#### EXERCISE DETAILS
In the entries below, count the lines holding "judged". Reply with the number only.

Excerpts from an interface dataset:
[Start of section]

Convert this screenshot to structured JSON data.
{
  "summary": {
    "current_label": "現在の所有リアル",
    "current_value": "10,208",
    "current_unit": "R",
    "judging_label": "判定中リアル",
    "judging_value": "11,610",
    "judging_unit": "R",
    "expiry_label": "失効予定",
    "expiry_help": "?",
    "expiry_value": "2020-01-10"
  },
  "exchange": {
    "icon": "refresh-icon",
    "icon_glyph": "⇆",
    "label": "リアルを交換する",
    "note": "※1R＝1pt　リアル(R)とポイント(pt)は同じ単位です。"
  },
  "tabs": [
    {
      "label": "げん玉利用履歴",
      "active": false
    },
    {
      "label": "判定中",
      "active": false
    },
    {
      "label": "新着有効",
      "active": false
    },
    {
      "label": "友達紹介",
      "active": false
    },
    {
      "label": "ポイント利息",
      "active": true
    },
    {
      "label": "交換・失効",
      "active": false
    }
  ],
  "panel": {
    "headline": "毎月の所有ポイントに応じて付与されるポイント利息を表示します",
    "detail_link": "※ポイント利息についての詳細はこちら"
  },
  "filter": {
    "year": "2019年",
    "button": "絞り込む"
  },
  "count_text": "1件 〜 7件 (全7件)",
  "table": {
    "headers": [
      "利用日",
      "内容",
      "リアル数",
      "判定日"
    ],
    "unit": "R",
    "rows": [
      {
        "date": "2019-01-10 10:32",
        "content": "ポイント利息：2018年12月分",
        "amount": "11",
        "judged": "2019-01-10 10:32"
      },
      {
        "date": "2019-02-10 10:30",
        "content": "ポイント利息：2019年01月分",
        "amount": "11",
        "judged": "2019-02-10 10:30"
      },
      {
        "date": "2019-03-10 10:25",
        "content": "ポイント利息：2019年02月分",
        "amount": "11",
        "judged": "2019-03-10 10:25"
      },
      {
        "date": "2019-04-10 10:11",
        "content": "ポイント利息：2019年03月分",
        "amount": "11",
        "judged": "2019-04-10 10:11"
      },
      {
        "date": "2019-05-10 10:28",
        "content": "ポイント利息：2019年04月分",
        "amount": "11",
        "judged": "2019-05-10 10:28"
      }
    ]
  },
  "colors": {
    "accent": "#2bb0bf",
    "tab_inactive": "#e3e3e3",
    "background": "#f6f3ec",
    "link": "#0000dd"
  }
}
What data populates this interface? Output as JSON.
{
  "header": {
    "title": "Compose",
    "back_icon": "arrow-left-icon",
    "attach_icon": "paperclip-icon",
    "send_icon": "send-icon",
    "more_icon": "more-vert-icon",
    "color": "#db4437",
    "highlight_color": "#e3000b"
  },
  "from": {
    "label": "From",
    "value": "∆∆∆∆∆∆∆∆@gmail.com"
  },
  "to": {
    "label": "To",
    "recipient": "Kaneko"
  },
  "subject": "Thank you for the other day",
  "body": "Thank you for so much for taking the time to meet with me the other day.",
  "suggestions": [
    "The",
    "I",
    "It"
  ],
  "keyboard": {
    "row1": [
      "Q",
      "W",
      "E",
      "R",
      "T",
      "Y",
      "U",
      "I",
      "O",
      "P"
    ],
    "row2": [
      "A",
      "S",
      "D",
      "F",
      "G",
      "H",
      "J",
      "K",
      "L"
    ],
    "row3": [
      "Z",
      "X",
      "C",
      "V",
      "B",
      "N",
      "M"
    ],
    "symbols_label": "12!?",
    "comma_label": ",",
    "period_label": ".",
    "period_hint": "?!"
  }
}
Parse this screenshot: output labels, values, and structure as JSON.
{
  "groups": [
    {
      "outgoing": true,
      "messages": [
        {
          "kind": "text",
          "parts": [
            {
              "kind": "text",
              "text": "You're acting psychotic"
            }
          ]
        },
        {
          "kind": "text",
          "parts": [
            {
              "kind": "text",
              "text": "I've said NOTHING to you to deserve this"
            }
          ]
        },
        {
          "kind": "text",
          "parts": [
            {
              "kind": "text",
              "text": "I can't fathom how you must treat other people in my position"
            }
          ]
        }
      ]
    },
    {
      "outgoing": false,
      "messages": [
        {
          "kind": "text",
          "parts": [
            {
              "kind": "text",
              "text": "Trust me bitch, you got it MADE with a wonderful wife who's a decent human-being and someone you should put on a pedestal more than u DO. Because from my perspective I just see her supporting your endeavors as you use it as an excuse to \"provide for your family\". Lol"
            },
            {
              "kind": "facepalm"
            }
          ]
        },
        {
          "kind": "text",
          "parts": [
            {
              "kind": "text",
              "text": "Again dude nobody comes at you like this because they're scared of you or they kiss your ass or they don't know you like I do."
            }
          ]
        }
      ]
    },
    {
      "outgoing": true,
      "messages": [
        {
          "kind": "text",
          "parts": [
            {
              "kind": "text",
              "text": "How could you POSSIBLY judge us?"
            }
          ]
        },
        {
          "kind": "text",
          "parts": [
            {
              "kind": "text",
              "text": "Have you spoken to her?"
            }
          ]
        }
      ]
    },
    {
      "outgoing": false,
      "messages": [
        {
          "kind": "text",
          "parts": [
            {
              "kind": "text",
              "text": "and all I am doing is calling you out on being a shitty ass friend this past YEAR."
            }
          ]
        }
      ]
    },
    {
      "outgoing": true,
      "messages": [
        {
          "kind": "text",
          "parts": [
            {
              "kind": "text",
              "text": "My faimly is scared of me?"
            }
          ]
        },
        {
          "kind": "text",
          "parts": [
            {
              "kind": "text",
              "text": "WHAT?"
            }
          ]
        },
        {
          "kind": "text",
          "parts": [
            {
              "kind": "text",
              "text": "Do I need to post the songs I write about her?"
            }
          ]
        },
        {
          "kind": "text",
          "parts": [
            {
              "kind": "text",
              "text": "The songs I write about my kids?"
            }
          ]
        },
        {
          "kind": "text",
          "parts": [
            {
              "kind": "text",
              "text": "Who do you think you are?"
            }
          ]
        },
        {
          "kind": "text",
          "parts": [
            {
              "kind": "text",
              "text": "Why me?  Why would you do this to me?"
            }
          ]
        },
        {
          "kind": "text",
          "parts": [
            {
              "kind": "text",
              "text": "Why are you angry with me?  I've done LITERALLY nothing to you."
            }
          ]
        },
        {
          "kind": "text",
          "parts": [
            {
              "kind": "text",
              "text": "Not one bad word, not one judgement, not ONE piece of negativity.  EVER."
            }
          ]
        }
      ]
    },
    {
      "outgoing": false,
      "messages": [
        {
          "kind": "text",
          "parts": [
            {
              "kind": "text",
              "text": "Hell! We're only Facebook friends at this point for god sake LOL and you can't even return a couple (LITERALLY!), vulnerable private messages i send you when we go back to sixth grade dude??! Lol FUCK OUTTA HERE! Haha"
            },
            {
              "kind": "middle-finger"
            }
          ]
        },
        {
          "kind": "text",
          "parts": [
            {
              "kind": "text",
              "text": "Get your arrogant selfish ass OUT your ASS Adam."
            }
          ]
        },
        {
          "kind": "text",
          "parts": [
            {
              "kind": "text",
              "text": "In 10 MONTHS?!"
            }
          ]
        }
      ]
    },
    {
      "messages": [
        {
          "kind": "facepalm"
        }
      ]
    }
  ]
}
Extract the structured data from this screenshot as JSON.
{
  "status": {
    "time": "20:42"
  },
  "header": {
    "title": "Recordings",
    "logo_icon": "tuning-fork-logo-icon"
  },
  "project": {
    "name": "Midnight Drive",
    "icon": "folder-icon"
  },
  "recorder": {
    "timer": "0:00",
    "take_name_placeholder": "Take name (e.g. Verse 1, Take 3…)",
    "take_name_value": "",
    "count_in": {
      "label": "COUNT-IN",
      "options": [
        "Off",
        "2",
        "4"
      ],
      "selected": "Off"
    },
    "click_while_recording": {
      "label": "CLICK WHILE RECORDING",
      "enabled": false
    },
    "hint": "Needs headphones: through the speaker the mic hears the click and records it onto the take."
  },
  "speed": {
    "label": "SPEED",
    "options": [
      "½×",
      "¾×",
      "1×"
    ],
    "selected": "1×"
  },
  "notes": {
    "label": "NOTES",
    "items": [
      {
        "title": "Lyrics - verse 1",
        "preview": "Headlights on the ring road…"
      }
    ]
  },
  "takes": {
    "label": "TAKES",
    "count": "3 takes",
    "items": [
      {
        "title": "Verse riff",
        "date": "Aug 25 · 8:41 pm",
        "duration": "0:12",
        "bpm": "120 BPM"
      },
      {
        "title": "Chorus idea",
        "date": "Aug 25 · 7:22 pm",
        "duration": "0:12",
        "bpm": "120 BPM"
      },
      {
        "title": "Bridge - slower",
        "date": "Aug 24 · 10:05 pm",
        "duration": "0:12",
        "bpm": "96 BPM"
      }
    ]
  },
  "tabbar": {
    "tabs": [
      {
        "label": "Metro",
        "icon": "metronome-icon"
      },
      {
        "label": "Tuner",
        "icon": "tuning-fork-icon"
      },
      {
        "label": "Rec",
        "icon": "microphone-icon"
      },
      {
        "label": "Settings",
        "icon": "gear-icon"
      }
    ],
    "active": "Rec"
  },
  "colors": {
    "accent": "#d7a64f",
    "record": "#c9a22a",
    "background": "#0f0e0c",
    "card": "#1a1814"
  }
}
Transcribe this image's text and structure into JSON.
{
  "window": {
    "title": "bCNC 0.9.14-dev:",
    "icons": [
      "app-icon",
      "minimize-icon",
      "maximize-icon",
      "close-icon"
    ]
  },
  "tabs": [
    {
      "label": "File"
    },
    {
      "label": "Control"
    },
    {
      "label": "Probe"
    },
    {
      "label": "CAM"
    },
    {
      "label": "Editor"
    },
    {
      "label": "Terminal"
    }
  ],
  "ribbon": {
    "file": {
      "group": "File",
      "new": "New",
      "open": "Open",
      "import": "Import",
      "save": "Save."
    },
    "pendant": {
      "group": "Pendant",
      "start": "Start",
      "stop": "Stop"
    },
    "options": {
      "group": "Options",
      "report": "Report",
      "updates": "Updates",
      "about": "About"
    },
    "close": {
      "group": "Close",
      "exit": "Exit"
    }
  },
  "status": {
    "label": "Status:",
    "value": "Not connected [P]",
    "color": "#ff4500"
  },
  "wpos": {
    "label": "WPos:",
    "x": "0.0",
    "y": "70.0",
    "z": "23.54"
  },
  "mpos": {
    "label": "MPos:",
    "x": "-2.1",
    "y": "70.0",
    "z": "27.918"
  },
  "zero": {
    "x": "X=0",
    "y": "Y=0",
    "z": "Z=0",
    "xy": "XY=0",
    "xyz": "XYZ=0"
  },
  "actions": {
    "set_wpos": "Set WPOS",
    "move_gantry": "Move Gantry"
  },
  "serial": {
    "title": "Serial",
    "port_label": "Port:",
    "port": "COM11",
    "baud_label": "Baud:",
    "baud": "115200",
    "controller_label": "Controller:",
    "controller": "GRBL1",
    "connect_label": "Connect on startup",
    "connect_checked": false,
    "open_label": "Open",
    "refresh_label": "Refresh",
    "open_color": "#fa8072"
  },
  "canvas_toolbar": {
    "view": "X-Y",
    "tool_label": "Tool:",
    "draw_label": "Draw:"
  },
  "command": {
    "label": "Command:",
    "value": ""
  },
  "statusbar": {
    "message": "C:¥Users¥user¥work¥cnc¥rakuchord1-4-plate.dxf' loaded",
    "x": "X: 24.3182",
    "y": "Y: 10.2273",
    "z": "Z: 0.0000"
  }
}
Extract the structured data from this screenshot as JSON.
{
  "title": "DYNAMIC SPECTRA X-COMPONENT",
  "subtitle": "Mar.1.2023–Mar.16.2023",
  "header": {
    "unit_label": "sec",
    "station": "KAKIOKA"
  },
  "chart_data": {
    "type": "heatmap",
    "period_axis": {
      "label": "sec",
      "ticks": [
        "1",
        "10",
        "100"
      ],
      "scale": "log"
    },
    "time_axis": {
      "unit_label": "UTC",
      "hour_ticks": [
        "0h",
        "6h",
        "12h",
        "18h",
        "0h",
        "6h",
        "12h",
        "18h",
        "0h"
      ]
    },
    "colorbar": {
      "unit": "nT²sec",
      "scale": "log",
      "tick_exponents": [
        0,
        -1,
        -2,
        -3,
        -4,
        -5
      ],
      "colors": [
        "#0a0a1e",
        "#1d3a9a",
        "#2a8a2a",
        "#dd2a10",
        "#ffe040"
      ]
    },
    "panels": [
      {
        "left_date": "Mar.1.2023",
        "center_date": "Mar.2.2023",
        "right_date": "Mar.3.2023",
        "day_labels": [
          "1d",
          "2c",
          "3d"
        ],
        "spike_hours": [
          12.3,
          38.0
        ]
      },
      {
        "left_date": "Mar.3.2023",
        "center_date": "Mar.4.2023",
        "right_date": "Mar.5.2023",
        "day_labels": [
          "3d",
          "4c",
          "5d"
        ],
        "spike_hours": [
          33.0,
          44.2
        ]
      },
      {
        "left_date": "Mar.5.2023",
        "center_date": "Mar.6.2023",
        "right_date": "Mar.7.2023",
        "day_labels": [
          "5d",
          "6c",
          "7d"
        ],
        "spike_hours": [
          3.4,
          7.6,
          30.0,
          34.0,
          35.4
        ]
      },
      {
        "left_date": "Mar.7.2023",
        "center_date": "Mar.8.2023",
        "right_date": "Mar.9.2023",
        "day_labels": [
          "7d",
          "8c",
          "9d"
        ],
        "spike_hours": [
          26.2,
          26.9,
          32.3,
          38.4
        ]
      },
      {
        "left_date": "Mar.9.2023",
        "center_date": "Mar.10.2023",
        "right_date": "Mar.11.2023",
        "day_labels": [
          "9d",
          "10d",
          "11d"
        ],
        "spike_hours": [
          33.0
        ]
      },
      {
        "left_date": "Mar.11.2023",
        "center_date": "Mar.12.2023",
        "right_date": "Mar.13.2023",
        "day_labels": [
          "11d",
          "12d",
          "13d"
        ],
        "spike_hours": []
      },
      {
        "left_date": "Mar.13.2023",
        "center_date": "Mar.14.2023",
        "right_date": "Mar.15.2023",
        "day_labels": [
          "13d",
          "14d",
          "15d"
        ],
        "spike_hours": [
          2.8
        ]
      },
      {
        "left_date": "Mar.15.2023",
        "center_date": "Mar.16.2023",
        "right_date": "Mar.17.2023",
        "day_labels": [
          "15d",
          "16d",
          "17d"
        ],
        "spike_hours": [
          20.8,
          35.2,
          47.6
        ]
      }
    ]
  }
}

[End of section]

#### EXPECTED OUTPUT
5